From the balcony, the sea appears to expand from its negative space.
I take the dog out back on a day when I feel lonely. Between the dog and the sea is a gun.
The sea holds no comparison to my father, unlike the gun that reveals its shape as soon as
I cast light on the focus.
Between the dog and the sea is my father
no matter how much shade is thrown against his face with the weight of a blur.
The sun warms against any form despite what's going on inside the body. I take the dog
out back where no one could hear me or the wild clams yelping. Like a phantom. Like a
phantom. If I locate the critical point, everything after will fall into place at precisely one
distance at a time.
Memory is a reenactment of our trip to Ha Long Bay, where ships seem to bob in bleeding
blue lines as if everything all at once could disperse.
I took the dog out back.
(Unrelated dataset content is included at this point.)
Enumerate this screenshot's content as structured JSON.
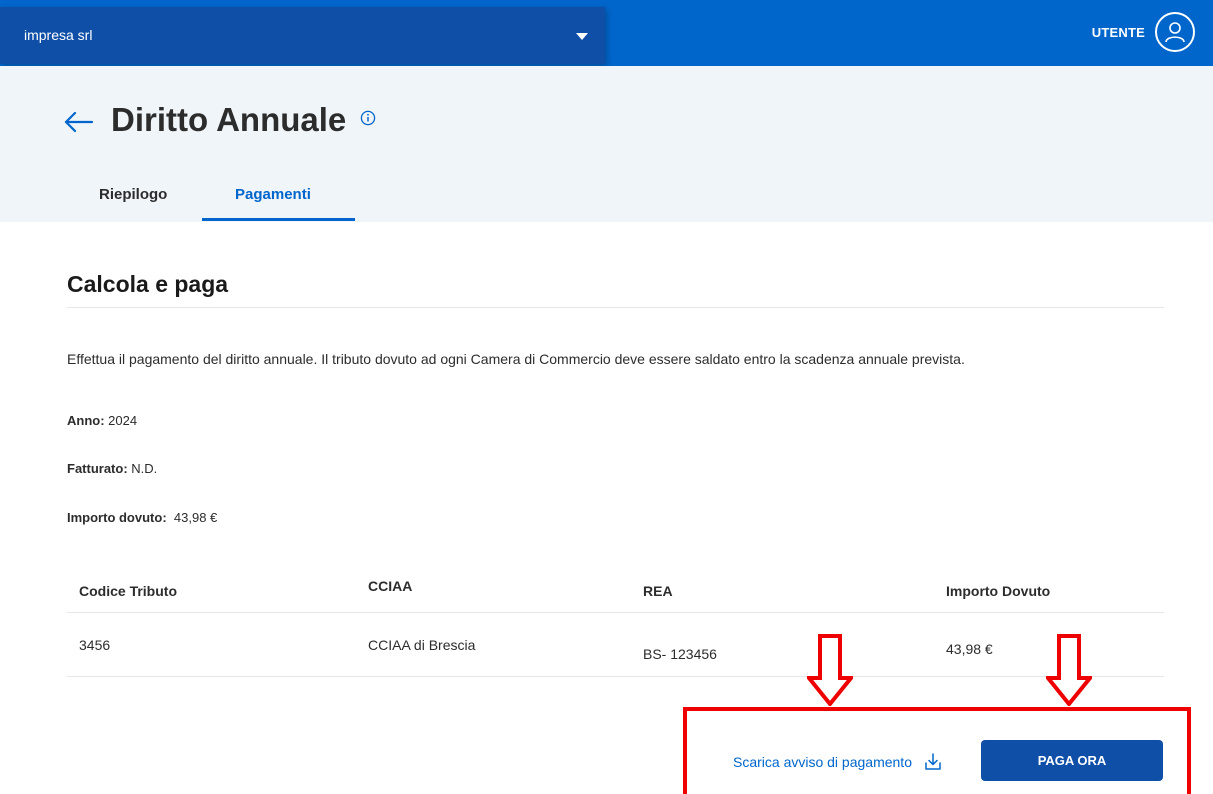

My father only wanted a boy.
It was the garden that laid him in a vertical press.
- Hong-Thao Nguyen
Hong-Thao Nguyen is a graduate of the Iowa Writers' Workshop, where she was a recipient of a Teaching-Writing Fellowship. She is also a Kundiman Fellow and has taught at the University of Iowa. Her work can be found in Lana Turner: A Journal of Poetry and Opinion, Critical Quarterly, Lantern Review, and elsewhere. She currently edits for The Iowa Review and Drunken Boat. She lives in Baldwin. Many writers featured in Chapter & Verse are guests of Prosody, produced by Jan Beatty and Ellen Wadey. Prosody airs every Saturday morning on 90.5 FM.